SportsMonday Column: Here's the season for Michigan
Michigan sophomore fullback Ben Mason says he’s looking forward to next week’s game against Wisconsin.
So are we.
This is the season-defining stretch for the Wolverines, a gauntlet of three difficult games. Wisconsin, Michigan State, Penn State.
“The beginning of the schedule was prep to get through these,” said junior linebacker Devin Bush Jr., “and I feel like we’re ready.”
All the offseason talk of improvement, of being ready for the big games, of contending for a Big Ten title and a bid to the college football playoffs — all that talk comes to a head next week.

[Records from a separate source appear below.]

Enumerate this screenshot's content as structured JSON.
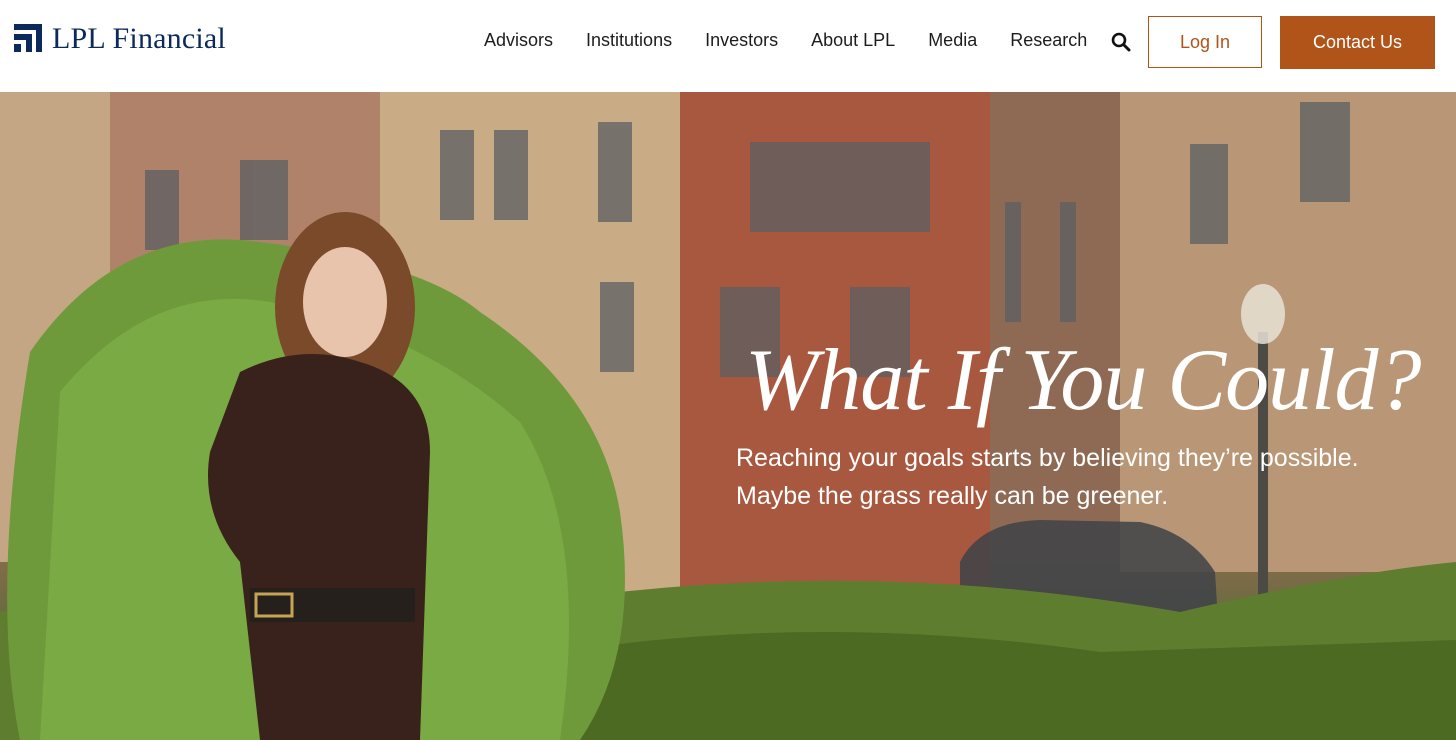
{
  "header": {
    "brand": "LPL Financial",
    "nav": [
      "Advisors",
      "Institutions",
      "Investors",
      "About LPL",
      "Media",
      "Research"
    ],
    "login_label": "Log In",
    "contact_label": "Contact Us",
    "search_icon": "search-icon",
    "accent_color": "#b0541a",
    "brand_color": "#0b2a5b"
  },
  "hero": {
    "title": "What If You Could?",
    "line1": "Reaching your goals starts by believing they’re possible.",
    "line2": "Maybe the grass really can be greener."
  }
}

Because everything Michigan wants is still on the table. All of the Wolverines’ goals were still there for the taking even after their ugly season-opening loss at Notre Dame on Sept. 1.
It feels like that game took place ages ago. In the context of a 12-game season, it did.
Against the Fighting Irish, Michigan started slow out of the gate. It fell behind, 21-3, and that was too much to overcome, because the Wolverines couldn’t give Shea Patterson enough time in the pocket. They couldn’t establish the run game. They couldn’t make big plays when they needed to; they gave up big plays when they could least afford to.
Basically, they looked a lot like they did last year, when they stumbled to an 8-5 season.
In a way, this team is still dealing with some of those same issues. No one has forgotten Michigan’s 17-0 deficit at Northwestern last week. The offense still has drives in which it looks stagnant.
But there’s plenty that’s different now, too.
It starts up front. Give the Wolverines’ offensive line credit. They talked all offseason about simplifying things, about the effect of new offensive line coach Ed Warriner.
Against Notre Dame, it looked like that talk was just that: talk.
But the offensive line has steadily improved. To borrow the lingo of Jim Harbaugh, it’s an ascending unit. They kept Patterson clean against Western Michigan, SMU and Nebraska.
Then the linemen did the same against Northwestern’s Joe Gaziano and Maryland’s Jesse Aniebonam, two of the conference’s premier pass-rushing ends.
The run game has been consistent, too. Karan Higdon is averaging over 100 rushing yards per game. Mason continues to plow over defenders in short-yardage situations.
And, of course, Patterson has been everything Michigan needed him to be. He has been one of the best quarterbacks in the conference so far. He has been a steady presence under center, and when things go wrong, he can still make plays like the 34-yard touchdown pass he completed to sophomore receiver Donovan Peoples-Jones, when Patterson spun away from the rush, flipped it to Peoples-Jones and watched as his receiver did the rest.
That’s the sign of a good quarterback: he makes the easy plays look routine, and does the same with the hard plays.
Patterson is on a roll, and his impact can’t be understated. He has already surpassed the total number of touchdowns Michigan threw all of last season, and he did so in six games.
That has opened things up for the offense, too. In stark contrast, Michigan is opening its playbook up. The Wolverines are adding layers to what they’d shown through the first few weeks.
Last year, it was the opposite. On the ground, Michigan scrapped its zone running schemes and went with a steady diet of powers and counters. It asked even less of its quarterbacks.
The offense looks like a more consistent unit than last year’s. It looks ahead of where it was against Notre Dame.
The defense has been great, too, like it was expected to be. There have been minor blips on the radar; the unit would probably have liked to have several drives against Notre Dame and Northwestern back.
Still, this has been one of the best units in the nation. It has beaten up on the teams that it should’ve, and now it’ll have a chance to prove itself against Wisconsin’s power-run game, the dual-threat capability of Michigan State quarterback Brian Lewerke and the explosiveness of Penn State’s offense.
Think of the past five games as homework assignments. The Badgers are a midterm exam. So are the Spartans and the Nittany Lions. All in preparation for the final against No. 3 Ohio State.
Michigan lost to all four teams last fall. It wasn’t good enough.
The Wolverines believe they’re good enough this year. They think they’re ready for this stretch. We’ll find out if that’s true after these next three weeks.